- "Furigana - What Is It?". Japanese with Anime. Retrieved 28 August 2017.
- Aoyama, Gosho (15 March 2007). "ダーク・ナイトの
巻【 後 編】" [Dark Knight [Last Chapter]]. Magic Kaito. 4. templatestyles stripmarker in
|chapter=at position 25 (help)
- Sorachi, Hideaki (9 February 2008). "
第百九十三 訓『プリズンブレイク シーズン ２』ってアレ もうプリズンをブレイクしてるからプリズンブレイクじゃなくね？" [Lesson 193: Is There Even a Prison Break in “Prison Break Season 2” If You’ve Already Broken out of Prison in Season 1?]. Gintama. 22. templatestyles stripmarker in
|chapter=at position 17 (help)
好敵手の 記 憶" [Memory of a Frenemy]. アビス・ライジング [Abyss Rising]. Konami. 26 February 2004. templatestyles stripmarker in

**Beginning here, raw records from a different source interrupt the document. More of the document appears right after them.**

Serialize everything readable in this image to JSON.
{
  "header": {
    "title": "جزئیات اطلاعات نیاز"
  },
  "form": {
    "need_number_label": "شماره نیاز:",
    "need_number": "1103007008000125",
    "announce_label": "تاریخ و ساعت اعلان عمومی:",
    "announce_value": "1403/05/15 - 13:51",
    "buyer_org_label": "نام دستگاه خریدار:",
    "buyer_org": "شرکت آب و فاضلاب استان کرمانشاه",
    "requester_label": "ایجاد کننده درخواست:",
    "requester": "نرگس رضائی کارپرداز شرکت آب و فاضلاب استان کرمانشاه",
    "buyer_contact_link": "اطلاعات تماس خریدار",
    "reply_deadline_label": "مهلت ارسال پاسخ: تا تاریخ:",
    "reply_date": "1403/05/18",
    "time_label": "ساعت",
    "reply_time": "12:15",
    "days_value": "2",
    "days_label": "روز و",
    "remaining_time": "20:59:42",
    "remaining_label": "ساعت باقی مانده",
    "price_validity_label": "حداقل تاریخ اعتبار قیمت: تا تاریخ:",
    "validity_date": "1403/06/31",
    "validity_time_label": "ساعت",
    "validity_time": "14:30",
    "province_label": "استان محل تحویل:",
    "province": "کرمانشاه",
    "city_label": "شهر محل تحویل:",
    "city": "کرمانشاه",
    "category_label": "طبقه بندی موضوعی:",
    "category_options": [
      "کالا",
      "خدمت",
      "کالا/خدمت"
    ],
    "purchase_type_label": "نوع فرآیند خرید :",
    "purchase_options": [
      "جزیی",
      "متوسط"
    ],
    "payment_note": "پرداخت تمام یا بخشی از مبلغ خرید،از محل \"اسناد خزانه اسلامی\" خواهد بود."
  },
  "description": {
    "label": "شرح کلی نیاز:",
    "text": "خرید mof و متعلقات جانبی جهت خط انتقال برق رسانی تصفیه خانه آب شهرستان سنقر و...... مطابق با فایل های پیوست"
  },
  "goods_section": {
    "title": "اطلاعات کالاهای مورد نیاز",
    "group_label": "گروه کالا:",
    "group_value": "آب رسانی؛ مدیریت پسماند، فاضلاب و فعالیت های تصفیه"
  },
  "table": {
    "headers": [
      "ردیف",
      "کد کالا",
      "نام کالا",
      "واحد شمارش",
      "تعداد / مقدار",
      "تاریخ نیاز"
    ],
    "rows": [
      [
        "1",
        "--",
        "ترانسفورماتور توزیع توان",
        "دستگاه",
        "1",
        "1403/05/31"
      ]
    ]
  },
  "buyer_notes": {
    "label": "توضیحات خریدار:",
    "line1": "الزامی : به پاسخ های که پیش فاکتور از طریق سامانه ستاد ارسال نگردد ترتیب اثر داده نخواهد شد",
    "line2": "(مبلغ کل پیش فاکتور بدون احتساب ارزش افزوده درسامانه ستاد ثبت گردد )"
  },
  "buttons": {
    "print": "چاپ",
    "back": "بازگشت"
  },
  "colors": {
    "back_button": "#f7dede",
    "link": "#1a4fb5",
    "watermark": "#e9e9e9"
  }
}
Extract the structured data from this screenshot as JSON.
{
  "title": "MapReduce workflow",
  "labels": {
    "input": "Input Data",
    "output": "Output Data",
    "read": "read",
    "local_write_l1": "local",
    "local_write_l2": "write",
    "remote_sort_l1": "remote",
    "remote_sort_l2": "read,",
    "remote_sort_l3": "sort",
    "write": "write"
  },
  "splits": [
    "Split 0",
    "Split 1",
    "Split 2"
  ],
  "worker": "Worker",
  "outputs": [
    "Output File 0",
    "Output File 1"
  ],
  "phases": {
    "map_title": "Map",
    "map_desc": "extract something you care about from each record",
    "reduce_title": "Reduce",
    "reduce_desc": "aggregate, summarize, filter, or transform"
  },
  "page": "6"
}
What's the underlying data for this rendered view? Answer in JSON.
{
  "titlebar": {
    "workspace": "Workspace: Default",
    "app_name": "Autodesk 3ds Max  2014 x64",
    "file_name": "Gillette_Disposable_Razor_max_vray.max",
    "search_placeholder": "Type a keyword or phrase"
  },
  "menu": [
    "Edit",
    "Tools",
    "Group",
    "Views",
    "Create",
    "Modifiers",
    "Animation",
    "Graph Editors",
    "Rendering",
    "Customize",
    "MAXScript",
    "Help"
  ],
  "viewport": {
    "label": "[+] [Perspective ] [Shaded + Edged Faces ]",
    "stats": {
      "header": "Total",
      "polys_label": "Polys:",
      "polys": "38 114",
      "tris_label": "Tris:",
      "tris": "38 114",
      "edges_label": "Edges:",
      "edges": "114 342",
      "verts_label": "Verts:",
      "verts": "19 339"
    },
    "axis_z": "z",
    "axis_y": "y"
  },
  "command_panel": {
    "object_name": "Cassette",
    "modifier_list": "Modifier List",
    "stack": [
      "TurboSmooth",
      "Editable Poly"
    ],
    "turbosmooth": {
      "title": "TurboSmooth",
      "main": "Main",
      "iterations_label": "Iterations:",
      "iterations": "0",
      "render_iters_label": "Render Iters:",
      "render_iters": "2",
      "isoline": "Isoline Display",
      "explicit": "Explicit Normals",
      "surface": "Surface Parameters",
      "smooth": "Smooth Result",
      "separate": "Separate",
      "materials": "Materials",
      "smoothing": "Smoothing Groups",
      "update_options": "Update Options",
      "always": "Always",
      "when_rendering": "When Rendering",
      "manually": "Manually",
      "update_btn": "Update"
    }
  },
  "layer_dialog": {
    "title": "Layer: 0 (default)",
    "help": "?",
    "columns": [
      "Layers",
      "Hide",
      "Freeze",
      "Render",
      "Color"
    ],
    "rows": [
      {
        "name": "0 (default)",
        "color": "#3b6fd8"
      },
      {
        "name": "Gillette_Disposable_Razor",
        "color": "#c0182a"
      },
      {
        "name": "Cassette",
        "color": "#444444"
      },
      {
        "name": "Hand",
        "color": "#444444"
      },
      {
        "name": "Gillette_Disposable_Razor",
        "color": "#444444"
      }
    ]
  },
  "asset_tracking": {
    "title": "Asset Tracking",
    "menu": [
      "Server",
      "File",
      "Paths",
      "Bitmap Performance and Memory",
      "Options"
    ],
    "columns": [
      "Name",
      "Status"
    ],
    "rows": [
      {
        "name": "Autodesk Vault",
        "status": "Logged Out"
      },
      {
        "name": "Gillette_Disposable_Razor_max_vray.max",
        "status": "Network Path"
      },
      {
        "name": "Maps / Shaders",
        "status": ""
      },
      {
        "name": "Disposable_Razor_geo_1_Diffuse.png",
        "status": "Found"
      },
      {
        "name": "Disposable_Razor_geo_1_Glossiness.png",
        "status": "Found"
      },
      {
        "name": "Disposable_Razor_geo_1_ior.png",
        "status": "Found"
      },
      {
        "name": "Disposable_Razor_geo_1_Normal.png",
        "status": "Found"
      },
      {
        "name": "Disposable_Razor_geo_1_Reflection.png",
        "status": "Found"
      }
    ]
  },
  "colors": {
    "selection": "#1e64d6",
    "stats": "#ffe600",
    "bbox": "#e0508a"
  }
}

|chapter=at position 17 (help)
黒・魔・導" [Black Magic]. ファラオの遺産 [Pharaoh's Legacy]. Konami. 26 February 2004. templatestyles stripmarker in
|chapter=at position 17 (help)
- Amano, Kozue (27 April 2002). "
Navigation06 始めてのお 客 様" [Navigation 06: A First-Time Customer]. Aqua. 2. templatestyles stripmarker in
|chapter=at position 17 (help)
- Yamazaki, Kore (10 April 2014). "Composition 2: One today is worth two tomorrows.". The Ancient Magus' Bride. 1.
- Takahashi, Rumiko (15 August 1991). "
ＰＡＲＴ.９ 怪 奇！お 上 品 館" [Part 9: Horror! Folks of Class]. Ranma ½. 16. templatestyles stripmarker in
|chapter=at position 17 (help)
- TAGRO (23 July 2008). "#06". Hen Semi. 1.
- Defrancis, John (1986). "The Chinese Language: Fact and Fantasy". Honolulu: University of Hawaii Press. p. 216. Missing or empty
- Lena Ginsburg; et al. (July 2005). "Speaking/Pronunciation". Gifu Prefectural Board of Education. Retrieved 3 May 2012.
- Richard Graham. "No Katakana!!". Retrieved 3 May 2012.
- Mangajin's Basic Japanese Through Comics [Part I] New York: Weatherhill, 1998: 48–49
- J Paul Warnick, Review of Nihon o Hanasoo in The Journal of the Association of Teachers of Japanese, Vol. 32, No. 2 (Oct., 1998), pp. 80–83
- Add Ruby automatically for Japanese Web site—Multi-language phonetic reading site that can add phonetic reading to any site or texts in five different alphabets, hiragana, katakana, Roman, hangul, Devanagari, and Cyrillic letters for Japanese.
- The Furiganizer is a convenient online reading aid for all kinds of Japanese text. It automatically adds Furigana, offers easy access to the EDICT dictionary, and learns interactively which kanji the user already knows. Furiganized results can be printed or exported to Microsoft Word.